Combustion engine and the 'clean car era' conspiracy
Electric cars are a conspiracy of the worst kind. They are heralded as a ticket to a new age when in fact they are a mere link in the chain of energy in the United States. Opponents of the old Henry Ford world of combustion engines are embracing electric car technologies with open arms, but they fail to realize that electric cars perpetuate the same problems as their more common ICE (Internal Combustion Engine) brethren.
Still have a question?

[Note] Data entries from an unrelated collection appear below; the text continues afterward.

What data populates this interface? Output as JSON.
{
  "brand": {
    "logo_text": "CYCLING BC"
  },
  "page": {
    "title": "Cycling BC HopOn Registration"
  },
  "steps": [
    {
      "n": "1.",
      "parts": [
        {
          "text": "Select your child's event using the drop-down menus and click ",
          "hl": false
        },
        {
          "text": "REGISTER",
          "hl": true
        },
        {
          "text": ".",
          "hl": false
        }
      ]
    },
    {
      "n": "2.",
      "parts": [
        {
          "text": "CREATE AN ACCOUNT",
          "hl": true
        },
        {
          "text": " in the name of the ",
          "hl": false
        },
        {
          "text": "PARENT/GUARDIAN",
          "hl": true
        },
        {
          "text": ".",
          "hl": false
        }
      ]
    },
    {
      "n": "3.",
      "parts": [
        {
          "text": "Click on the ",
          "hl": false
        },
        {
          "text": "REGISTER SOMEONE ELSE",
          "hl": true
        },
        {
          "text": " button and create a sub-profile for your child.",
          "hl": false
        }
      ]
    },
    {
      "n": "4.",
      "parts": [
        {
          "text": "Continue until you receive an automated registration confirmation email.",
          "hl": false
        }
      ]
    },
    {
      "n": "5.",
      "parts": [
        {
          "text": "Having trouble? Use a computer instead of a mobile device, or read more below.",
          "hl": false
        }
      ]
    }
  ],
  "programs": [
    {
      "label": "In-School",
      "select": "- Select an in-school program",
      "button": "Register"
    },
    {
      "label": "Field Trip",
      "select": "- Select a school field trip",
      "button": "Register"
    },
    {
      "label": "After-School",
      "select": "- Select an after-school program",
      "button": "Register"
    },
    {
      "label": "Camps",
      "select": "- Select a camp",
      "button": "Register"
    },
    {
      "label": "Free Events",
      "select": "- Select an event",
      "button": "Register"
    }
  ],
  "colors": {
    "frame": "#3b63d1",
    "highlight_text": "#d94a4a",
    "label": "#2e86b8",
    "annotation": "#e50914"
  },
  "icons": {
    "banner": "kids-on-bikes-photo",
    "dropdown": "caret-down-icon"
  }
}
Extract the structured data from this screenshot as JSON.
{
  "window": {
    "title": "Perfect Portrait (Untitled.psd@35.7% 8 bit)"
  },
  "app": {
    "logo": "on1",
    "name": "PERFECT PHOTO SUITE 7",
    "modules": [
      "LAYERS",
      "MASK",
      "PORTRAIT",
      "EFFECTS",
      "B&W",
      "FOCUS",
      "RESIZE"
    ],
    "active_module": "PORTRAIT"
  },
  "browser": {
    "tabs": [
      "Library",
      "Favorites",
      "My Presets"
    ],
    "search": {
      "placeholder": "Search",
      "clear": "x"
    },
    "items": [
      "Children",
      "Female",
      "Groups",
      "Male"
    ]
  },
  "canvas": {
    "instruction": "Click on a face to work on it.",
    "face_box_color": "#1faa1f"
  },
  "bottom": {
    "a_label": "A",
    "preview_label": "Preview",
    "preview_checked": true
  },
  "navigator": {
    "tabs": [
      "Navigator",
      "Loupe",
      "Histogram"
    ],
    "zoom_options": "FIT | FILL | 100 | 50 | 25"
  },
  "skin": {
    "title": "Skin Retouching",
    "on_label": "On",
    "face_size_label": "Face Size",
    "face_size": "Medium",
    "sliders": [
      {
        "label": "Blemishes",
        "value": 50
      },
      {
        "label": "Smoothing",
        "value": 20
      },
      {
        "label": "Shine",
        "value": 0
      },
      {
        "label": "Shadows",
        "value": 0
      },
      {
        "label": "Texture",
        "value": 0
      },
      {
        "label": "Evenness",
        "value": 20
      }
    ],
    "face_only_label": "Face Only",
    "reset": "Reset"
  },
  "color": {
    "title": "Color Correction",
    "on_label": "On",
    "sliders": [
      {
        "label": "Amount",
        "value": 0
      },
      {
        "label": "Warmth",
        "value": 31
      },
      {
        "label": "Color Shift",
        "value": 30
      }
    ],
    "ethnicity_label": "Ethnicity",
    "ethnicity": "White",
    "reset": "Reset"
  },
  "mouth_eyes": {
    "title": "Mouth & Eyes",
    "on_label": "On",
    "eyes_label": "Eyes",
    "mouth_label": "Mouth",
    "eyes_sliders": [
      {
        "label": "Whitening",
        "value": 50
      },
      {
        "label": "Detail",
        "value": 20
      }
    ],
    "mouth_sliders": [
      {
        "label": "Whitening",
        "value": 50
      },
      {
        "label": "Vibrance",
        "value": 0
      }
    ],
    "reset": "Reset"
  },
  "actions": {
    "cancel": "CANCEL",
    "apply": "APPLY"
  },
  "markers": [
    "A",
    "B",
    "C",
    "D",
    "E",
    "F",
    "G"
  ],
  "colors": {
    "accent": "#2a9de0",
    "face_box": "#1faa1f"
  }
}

Ask it in the Solar & Alternative Energy forum Companies like Chevrolet, Nissan, Honda, and others pushing electric and various alternative transportation technologies are announcing these ideas with trumpets as if they have ushered in a new era or a transportation revolution. Consumers readily embrace these new ideas with commensurate enthusiasm, but all concerned fail to realize that the revolutionary nature of the new cars is predicted upon a reality that does not exist.
Advocates of the green energy movement point to the use of electric cars as a method of reducing air pollution. The fact that the new Nissan Leaf can advertise itself as lacking an exhaust pipe has customers lined up more than 20,000 reservations in advance to purchase their own piece of “history.” Even the Leaf’s name is designed to inspire thoughts of clean, renewable energy and environmental concern. But where does the electricity in the United States come from?
Overwhelmingly, the electrical power grid is supplied by fossil fuels. More than half of all the nation’s electricity comes from disgustingly polluted coal power plants, many of which are outdated and pump out more carbon dioxide and monoxide than they should because of obsolete technology still in use. But, the government continues to give these antiquated plants a pass instead of forcing them to update their technology. About a quarter of our power comes from natural gas, which is a fossil fuel as well. While on the natural gas subject, it should be noted that Honda’s touted FCX Clarity fuel cell car requires hydrogen. Current hydrogen production is the result of either expensive hydrolysis (splitting of water) or (largely) from natural gas.
What does this mean? Basically, the electric cars that companies say are bringing clean fuel options to consumers are really just perpetuating the old system. It is a great gimmick to remove one bottleneck from the fossil fuel chain, but without cheap, reliable ramping up of American electrical output through solid sources like nuclear power, we will still be utilizing fossil fuels. The new designs bring some good efficiency to the table, but the U.S. power grid will have to follow the example of the French nuclear program in order for us to truly benefit from electric cars.